Your instructions: For this exercise, return all the data exactly as it stands.
======== Source material ========
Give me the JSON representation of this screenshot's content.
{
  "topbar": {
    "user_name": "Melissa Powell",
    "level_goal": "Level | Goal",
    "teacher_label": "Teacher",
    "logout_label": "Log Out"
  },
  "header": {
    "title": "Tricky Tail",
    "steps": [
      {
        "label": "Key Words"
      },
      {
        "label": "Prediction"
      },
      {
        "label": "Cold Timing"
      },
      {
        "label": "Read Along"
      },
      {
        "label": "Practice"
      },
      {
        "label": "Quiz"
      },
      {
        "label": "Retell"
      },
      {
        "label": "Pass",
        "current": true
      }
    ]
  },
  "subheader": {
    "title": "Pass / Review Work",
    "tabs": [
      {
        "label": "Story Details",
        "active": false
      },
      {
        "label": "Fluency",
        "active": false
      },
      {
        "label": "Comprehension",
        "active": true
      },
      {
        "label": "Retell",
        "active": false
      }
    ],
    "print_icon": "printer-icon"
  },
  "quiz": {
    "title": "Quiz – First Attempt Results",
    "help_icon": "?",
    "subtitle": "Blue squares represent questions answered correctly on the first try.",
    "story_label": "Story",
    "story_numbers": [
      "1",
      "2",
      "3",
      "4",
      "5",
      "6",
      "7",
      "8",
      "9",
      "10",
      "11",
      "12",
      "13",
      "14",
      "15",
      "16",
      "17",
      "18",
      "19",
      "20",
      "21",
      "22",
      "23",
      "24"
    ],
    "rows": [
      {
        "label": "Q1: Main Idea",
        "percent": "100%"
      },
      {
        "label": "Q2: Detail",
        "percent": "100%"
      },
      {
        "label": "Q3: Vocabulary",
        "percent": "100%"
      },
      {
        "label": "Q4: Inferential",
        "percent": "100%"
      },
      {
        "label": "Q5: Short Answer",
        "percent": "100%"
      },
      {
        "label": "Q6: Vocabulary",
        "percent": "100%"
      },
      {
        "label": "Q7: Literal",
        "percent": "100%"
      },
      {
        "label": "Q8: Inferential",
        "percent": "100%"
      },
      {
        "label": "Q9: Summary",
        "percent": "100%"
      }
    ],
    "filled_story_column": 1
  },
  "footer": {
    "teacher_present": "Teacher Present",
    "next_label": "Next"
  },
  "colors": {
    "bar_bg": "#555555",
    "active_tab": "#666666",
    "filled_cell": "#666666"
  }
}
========
Answer box:
Give me the JSON representation of this screenshot's content.
{
  "topbar": {
    "user_name": "Melissa Powell",
    "level_goal": "Level | Goal",
    "teacher_label": "Teacher",
    "logout_label": "Log Out"
  },
  "header": {
    "title": "Tricky Tail",
    "steps": [
      {
        "label": "Key Words"
      },
      {
        "label": "Prediction"
      },
      {
        "label": "Cold Timing"
      },
      {
        "label": "Read Along"
      },
      {
        "label": "Practice"
      },
      {
        "label": "Quiz"
      },
      {
        "label": "Retell"
      },
      {
        "label": "Pass",
        "current": true
      }
    ]
  },
  "subheader": {
    "title": "Pass / Review Work",
    "tabs": [
      {
        "label": "Story Details",
        "active": false
      },
      {
        "label": "Fluency",
        "active": false
      },
      {
        "label": "Comprehension",
        "active": true
      },
      {
        "label": "Retell",
        "active": false
      }
    ],
    "print_icon": "printer-icon"
  },
  "quiz": {
    "title": "Quiz – First Attempt Results",
    "help_icon": "?",
    "subtitle": "Blue squares represent questions answered correctly on the first try.",
    "story_label": "Story",
    "story_numbers": [
      "1",
      "2",
      "3",
      "4",
      "5",
      "6",
      "7",
      "8",
      "9",
      "10",
      "11",
      "12",
      "13",
      "14",
      "15",
      "16",
      "17",
      "18",
      "19",
      "20",
      "21",
      "22",
      "23",
      "24"
    ],
    "rows": [
      {
        "label": "Q1: Main Idea",
        "percent": "100%"
      },
      {
        "label": "Q2: Detail",
        "percent": "100%"
      },
      {
        "label": "Q3: Vocabulary",
        "percent": "100%"
      },
      {
        "label": "Q4: Inferential",
        "percent": "100%"
      },
      {
        "label": "Q5: Short Answer",
        "percent": "100%"
      },
      {
        "label": "Q6: Vocabulary",
        "percent": "100%"
      },
      {
        "label": "Q7: Literal",
        "percent": "100%"
      },
      {
        "label": "Q8: Inferential",
        "percent": "100%"
      },
      {
        "label": "Q9: Summary",
        "percent": "100%"
      }
    ],
    "filled_story_column": 1
  },
  "footer": {
    "teacher_present": "Teacher Present",
    "next_label": "Next"
  },
  "colors": {
    "bar_bg": "#555555",
    "active_tab": "#666666",
    "filled_cell": "#666666"
  }
}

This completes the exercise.